We are delighted by this partnership with Microsoft to free up for the world at large hundreds of years of knowledge that is today held captive by exclusive library shelves. This is nothing less than the fulfillment of our founding mission to enable the moving of “560 years of backlog from books to bytes," said Dr. Belkhir.
Books scanned by the company would be available in mid-2007.
Microsoft selected Kirtas Technologies for its radically innovative book- scanning technology as well as its unique digitization expertise. Besides being the fastest robotic book scanner in the world, Kirtas' APT BookScan 2400 coupled with the BookScan Editor PRO software delivers superior image quality with a book handling that is gentler than the human hand.
"Kirtas' involvement was a key factor in our decision making process. The combination of their revolutionary book scanning technology, their digitization know-how, and their ability to meet our tough quality requirements won the day," said Cornell University Librarian Sarah E. Thomas.
Kirtas is quickly ramping up its digitization capacity in Victor, NY to meet fast growing demand for its digitization services, and planning on adding satellite operations in the US and abroad. "We are seeing an explosion of demand for our digitization services driven primarily by an emerging market, our revolutionary technology and our commitment to unmatched quality standards," said Dr. Belkhir.

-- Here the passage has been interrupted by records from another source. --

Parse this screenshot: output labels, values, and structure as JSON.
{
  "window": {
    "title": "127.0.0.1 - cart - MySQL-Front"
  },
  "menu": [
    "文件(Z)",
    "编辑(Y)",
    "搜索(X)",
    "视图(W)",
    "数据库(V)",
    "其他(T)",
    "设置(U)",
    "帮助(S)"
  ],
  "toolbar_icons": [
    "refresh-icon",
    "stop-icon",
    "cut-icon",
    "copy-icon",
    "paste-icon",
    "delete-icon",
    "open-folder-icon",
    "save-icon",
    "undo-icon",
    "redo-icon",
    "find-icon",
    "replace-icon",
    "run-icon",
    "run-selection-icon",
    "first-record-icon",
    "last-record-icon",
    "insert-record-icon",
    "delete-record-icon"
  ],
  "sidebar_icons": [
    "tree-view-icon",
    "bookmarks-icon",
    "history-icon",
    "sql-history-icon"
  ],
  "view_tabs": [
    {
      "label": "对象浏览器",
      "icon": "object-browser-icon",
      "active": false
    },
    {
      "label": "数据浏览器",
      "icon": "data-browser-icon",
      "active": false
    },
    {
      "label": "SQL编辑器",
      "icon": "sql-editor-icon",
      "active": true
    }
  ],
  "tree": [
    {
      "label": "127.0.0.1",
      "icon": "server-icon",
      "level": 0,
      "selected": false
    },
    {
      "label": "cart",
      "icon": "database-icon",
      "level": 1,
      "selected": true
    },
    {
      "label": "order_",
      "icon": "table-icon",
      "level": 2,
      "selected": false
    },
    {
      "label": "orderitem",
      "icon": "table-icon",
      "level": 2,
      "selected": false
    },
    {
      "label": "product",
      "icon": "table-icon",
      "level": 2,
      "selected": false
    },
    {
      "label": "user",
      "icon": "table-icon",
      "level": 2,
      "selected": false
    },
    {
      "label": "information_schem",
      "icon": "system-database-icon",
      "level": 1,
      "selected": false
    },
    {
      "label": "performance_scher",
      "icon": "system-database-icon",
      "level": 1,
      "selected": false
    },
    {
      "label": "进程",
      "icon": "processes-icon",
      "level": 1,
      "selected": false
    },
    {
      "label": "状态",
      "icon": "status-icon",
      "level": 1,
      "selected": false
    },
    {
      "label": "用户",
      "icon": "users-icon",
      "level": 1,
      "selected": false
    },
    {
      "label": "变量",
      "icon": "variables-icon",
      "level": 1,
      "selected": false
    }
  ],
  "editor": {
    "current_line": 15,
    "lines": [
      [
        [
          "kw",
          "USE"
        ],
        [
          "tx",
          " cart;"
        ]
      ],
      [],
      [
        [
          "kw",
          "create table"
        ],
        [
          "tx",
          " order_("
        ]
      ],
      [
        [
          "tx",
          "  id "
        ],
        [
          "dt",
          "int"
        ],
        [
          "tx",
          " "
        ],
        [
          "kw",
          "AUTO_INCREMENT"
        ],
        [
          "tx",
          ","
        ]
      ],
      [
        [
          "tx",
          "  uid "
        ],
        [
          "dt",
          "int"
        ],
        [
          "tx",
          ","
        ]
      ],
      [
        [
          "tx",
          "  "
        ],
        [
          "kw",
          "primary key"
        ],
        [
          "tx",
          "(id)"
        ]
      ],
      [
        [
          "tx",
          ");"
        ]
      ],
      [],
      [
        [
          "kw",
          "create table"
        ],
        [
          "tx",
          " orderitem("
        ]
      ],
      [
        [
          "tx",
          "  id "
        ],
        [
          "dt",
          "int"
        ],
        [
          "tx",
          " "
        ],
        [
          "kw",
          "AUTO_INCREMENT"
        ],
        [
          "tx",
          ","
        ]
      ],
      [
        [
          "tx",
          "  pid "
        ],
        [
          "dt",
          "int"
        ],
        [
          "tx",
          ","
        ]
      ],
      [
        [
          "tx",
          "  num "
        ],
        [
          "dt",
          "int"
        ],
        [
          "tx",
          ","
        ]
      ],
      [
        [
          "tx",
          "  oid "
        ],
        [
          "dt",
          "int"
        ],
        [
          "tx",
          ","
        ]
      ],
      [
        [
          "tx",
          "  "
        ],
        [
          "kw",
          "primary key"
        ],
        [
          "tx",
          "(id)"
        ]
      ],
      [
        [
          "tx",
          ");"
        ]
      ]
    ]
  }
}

Furthermore, Kirtas' Service Bureau has mastered a proprietary digitization process that guarantees an overall error rate lower than 1 per 10,000 pages, ensuring a quality mass digitization that will meet the highest standards and endure the test of time.
Google launched Google Book Search, originally called Google Print, last November. However, at the time, some publishers argued they would rather have their books discovered elsewhere, and the project ran into litigation trouble.
Google has been striking similar deals over the past year. Last November, the search giant announced plans to put 15 million volumes from the libraries of Stanford, Michigan, and Harvard universities online, in addition to works from the New York Public Library.
And in recent weeks, Google added to its large-scale collection of public domain books when the University of Wisconsin, Madison, said it would provide access to 7.2 million titles for the project.
Windows Live Book Search differs from Google's offering in the way that it scans books. Whereas Microsoft has an opt-in process, Google is doing the opposite: publishers are required to opt-out if they do not want to participate. This method has angered publishers, and triggered several lawsuits.
Most recently, the Authors Guild filed a suit in federal court charging that Google's plan to digitize the entire collections of five libraries violated author copyrights.
Microsoft said its own program includes both copyrighted material furnished by publishing partners and select collections of public-domain material provided by library partners. According to Microsoft, access to the books will conform to copyright laws.